▶ **Exercise**
Identify all lines below that hold "Chou" and collect them.

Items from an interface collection

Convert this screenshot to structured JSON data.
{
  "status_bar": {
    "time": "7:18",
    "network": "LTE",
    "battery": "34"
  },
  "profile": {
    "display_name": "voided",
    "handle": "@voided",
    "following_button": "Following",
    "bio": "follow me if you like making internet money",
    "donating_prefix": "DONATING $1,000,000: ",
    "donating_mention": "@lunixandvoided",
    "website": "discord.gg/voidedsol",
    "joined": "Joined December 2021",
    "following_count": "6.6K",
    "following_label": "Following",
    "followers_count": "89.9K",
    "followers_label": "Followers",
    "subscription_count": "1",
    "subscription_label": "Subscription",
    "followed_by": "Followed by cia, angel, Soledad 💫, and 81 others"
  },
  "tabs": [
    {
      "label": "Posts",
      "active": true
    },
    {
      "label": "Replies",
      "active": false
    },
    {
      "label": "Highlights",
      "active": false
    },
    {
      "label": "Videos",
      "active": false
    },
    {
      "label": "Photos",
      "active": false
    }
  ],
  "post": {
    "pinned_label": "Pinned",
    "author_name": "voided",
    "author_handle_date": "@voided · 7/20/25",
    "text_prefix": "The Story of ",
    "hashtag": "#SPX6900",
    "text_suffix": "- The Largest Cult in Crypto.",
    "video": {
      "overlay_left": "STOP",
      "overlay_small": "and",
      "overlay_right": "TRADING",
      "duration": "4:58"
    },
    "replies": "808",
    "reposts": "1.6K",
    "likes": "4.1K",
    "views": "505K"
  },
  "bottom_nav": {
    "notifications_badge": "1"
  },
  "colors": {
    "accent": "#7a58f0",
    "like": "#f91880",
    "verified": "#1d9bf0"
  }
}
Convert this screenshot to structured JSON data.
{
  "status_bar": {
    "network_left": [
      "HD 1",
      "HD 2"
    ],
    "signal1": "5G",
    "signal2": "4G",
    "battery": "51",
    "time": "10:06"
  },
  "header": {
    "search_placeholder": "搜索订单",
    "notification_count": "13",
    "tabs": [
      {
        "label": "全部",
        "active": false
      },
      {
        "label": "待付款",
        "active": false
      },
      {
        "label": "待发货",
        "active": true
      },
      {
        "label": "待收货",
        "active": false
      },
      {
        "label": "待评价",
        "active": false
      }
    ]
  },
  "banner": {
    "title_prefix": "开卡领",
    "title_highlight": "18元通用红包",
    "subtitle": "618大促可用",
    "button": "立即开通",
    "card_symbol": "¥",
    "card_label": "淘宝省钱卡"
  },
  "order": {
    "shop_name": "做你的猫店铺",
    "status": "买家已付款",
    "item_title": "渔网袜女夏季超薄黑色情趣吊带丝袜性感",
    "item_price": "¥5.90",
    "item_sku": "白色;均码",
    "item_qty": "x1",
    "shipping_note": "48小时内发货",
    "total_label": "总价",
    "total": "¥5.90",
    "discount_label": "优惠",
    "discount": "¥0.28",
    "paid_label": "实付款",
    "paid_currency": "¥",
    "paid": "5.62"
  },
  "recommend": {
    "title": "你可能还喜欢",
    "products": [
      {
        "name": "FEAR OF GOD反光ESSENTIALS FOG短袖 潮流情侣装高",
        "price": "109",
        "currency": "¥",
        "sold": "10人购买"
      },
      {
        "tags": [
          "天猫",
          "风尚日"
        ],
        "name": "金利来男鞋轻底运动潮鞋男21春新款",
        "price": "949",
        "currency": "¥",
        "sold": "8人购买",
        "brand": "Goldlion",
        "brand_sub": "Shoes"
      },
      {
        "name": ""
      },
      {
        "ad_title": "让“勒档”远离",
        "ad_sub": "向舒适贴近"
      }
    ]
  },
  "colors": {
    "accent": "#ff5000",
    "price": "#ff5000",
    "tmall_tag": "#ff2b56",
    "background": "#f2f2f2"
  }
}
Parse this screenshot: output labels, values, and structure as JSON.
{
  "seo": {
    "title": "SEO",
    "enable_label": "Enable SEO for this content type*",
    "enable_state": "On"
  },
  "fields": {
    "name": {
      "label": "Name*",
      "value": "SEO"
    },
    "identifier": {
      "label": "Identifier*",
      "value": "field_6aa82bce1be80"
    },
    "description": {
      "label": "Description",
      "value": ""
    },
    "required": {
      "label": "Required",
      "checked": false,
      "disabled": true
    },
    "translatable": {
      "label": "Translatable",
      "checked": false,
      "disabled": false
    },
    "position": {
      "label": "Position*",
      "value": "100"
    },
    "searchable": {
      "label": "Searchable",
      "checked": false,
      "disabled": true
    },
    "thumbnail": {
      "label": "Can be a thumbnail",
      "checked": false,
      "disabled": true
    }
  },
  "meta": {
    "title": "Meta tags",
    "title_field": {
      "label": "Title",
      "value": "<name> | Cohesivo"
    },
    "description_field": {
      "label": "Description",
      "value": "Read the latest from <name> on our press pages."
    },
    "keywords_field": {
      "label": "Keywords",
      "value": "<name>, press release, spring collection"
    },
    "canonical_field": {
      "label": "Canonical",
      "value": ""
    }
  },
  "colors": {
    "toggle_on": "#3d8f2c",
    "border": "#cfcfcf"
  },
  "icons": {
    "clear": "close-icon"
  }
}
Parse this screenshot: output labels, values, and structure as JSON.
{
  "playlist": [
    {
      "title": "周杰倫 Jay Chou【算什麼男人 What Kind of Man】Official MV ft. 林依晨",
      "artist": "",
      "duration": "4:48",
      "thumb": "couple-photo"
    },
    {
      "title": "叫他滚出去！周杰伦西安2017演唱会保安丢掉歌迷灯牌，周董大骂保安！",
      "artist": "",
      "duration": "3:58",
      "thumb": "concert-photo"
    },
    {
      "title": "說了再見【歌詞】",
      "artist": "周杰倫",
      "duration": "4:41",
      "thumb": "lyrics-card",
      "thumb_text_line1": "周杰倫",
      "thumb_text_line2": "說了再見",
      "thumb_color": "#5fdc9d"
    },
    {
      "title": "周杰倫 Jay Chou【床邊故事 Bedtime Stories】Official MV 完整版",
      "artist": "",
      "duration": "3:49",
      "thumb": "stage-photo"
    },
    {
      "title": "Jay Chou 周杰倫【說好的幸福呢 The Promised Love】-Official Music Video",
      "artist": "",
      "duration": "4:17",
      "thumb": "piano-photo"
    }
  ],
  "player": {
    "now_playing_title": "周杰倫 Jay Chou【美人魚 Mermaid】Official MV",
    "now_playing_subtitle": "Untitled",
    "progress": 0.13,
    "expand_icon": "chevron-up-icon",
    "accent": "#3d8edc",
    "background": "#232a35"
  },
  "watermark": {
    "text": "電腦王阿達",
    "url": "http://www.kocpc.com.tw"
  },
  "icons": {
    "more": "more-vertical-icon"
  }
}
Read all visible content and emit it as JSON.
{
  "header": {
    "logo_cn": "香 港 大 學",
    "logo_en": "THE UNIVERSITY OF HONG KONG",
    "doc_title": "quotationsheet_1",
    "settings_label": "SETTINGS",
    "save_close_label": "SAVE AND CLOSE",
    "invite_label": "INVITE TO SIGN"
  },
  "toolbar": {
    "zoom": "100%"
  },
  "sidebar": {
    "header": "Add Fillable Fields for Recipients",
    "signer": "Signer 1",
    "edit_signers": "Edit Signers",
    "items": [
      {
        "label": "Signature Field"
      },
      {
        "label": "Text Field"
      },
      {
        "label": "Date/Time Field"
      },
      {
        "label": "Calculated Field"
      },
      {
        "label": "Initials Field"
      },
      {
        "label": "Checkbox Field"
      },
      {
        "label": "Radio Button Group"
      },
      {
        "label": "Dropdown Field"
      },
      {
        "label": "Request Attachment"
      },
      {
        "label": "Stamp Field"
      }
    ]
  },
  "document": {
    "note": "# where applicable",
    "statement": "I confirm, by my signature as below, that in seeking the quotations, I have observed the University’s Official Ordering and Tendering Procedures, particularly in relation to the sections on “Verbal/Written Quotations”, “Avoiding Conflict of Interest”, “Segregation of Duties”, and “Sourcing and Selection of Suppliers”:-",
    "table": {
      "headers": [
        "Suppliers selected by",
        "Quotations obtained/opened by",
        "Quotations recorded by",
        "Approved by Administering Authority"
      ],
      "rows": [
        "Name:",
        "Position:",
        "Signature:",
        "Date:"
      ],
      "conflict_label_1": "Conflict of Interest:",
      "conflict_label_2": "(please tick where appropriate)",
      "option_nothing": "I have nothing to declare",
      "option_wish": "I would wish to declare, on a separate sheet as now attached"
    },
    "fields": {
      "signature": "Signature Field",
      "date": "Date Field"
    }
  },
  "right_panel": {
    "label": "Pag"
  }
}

▶ **Task answer**
      "title": "周杰倫 Jay Chou【算什麼男人 What Kind of Man】Official MV ft. 林依晨",
      "title": "周杰倫 Jay Chou【床邊故事 Bedtime Stories】Official MV 完整版",
      "title": "Jay Chou 周杰倫【說好的幸福呢 The Promised Love】-Official Music Video",
    "now_playing_title": "周杰倫 Jay Chou【美人魚 Mermaid】Official MV",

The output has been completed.